*Ann Whetton aged 58 years, at Clay Cross, wife of John Whetton, horse keeper

*Edward Corrance Belfitt aged 9 weeks at Saltergate

*Charles Hesketh aged 3 months at Brampton

*Arthur Pemberton aged 2 years at Soresby Street


*Football –

A match was played in between Messrs Greenhalgh’s Club and Mansfield Athletic Club on Parr’s ground at Mansfield.  There was a good turnout of spectators and the play was said to have been “most interesting”.

Messrs Greenhalgh’s club won the game by 2 goals to 1.


*Railway Clocks –

A letter written by “A TRAVELLER” complained at the lack of synchronization of the train station clocks.  The watch of the writer “a very good one” varied at the Stockport Station by 8 minutes, which could have meant that he would have missed the train.  When he arrived in Buxton the time of his watch and the station clock was now the same. 



  1. That's great! The Sarah Jones incident sounds like pretty average behaviour on a Saturday night in Chesterfield - some things never change!

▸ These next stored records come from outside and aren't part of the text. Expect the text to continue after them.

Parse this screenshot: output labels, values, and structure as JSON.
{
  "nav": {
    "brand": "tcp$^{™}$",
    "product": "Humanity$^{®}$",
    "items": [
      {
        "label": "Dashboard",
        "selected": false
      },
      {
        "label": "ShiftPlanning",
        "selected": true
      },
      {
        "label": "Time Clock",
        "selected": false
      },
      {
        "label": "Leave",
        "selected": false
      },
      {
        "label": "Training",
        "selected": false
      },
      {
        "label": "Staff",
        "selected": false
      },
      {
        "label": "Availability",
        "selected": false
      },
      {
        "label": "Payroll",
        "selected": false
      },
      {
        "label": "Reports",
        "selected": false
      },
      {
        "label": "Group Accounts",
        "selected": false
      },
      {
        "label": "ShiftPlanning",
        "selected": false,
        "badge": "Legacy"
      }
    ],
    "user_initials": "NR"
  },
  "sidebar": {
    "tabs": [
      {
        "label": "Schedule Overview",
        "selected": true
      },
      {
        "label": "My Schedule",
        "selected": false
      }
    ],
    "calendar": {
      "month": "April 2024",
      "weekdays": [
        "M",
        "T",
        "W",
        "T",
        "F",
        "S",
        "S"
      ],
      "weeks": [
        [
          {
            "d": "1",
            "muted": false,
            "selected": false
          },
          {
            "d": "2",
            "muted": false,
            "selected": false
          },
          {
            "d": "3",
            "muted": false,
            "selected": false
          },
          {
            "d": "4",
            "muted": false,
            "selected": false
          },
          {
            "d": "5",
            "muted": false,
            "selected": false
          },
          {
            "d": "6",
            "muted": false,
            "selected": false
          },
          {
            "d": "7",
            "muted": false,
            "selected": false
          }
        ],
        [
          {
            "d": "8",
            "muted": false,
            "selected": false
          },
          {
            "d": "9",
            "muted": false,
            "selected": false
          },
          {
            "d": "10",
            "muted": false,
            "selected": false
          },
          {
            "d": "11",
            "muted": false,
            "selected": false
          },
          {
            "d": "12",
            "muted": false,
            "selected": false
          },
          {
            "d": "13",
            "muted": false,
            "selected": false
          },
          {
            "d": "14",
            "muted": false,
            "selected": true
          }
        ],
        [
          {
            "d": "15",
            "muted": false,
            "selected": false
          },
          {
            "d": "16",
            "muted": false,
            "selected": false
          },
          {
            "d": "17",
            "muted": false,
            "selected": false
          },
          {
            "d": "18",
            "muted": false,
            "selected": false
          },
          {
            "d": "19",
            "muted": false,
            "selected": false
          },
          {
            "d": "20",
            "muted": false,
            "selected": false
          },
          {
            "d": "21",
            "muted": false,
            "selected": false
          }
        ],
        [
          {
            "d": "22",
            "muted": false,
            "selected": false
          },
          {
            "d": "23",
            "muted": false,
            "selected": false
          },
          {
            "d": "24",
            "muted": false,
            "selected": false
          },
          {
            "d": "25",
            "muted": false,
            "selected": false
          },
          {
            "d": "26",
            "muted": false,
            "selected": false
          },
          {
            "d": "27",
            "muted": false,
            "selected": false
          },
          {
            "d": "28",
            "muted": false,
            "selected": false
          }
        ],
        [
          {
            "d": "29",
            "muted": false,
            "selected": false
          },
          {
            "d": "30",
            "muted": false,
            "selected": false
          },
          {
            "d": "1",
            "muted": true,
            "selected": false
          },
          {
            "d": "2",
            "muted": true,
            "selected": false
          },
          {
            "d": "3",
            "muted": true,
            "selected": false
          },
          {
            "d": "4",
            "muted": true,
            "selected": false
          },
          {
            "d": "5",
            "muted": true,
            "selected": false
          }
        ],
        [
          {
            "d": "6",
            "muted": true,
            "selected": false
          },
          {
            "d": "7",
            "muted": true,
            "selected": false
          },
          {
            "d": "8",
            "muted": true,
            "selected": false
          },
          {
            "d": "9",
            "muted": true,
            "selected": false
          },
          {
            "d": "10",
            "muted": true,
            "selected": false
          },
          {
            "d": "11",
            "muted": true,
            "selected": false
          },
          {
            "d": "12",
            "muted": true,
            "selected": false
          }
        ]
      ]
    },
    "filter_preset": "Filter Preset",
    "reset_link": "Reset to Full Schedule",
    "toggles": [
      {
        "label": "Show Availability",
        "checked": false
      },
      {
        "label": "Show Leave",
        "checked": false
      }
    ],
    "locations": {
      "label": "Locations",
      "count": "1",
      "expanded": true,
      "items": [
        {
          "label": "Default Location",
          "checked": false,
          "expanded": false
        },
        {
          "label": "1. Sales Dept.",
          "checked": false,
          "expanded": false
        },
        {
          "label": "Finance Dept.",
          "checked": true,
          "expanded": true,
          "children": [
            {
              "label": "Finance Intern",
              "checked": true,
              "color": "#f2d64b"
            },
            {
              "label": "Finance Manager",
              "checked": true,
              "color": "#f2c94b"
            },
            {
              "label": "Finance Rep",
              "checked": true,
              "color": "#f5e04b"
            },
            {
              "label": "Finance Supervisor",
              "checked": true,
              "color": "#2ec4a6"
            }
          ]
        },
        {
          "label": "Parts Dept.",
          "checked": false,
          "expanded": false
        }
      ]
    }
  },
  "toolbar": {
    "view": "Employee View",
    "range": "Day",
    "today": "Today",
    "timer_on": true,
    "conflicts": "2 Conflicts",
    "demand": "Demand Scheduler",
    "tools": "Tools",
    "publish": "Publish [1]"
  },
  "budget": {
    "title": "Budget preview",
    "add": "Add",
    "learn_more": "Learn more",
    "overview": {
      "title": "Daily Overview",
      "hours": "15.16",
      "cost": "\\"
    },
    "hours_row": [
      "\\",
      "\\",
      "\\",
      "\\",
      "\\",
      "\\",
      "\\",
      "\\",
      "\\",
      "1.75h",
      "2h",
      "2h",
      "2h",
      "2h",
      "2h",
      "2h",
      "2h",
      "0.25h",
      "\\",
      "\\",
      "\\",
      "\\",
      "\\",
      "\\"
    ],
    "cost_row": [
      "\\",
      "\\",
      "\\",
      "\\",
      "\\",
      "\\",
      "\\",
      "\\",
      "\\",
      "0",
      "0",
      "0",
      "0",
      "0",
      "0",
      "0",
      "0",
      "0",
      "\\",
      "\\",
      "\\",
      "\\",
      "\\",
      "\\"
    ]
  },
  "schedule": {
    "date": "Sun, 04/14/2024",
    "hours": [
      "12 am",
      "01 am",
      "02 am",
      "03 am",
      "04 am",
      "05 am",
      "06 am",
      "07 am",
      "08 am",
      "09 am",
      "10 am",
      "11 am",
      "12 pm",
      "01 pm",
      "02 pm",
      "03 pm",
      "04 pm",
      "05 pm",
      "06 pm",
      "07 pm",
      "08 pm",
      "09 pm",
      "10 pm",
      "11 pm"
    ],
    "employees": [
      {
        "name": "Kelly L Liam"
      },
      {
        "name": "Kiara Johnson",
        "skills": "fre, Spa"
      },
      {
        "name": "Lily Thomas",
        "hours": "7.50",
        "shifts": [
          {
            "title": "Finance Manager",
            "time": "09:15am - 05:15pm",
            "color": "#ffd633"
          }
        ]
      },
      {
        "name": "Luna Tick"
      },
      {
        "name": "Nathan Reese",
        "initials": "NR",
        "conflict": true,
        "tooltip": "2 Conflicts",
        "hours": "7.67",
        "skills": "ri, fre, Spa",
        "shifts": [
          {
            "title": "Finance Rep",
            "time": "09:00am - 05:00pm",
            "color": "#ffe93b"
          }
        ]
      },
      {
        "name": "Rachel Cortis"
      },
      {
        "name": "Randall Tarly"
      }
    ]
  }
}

    1. Ha Ha oh yes - never a dull moment! Sarah sounds a stubborn one though!

  2. Lots of excitement in Derbyshire! I wonder what the woman's original complaint was, or whether they found out. Thanks for this bit of local history from the police report -- fascinating!

    1. Derbyshire seems to have been more wild in Victorian times than it is now! The police report was very interesting, so few police and so few arrests. I was suprised how few arrests there was, as from reading the newspaper reports it seems that there were many more.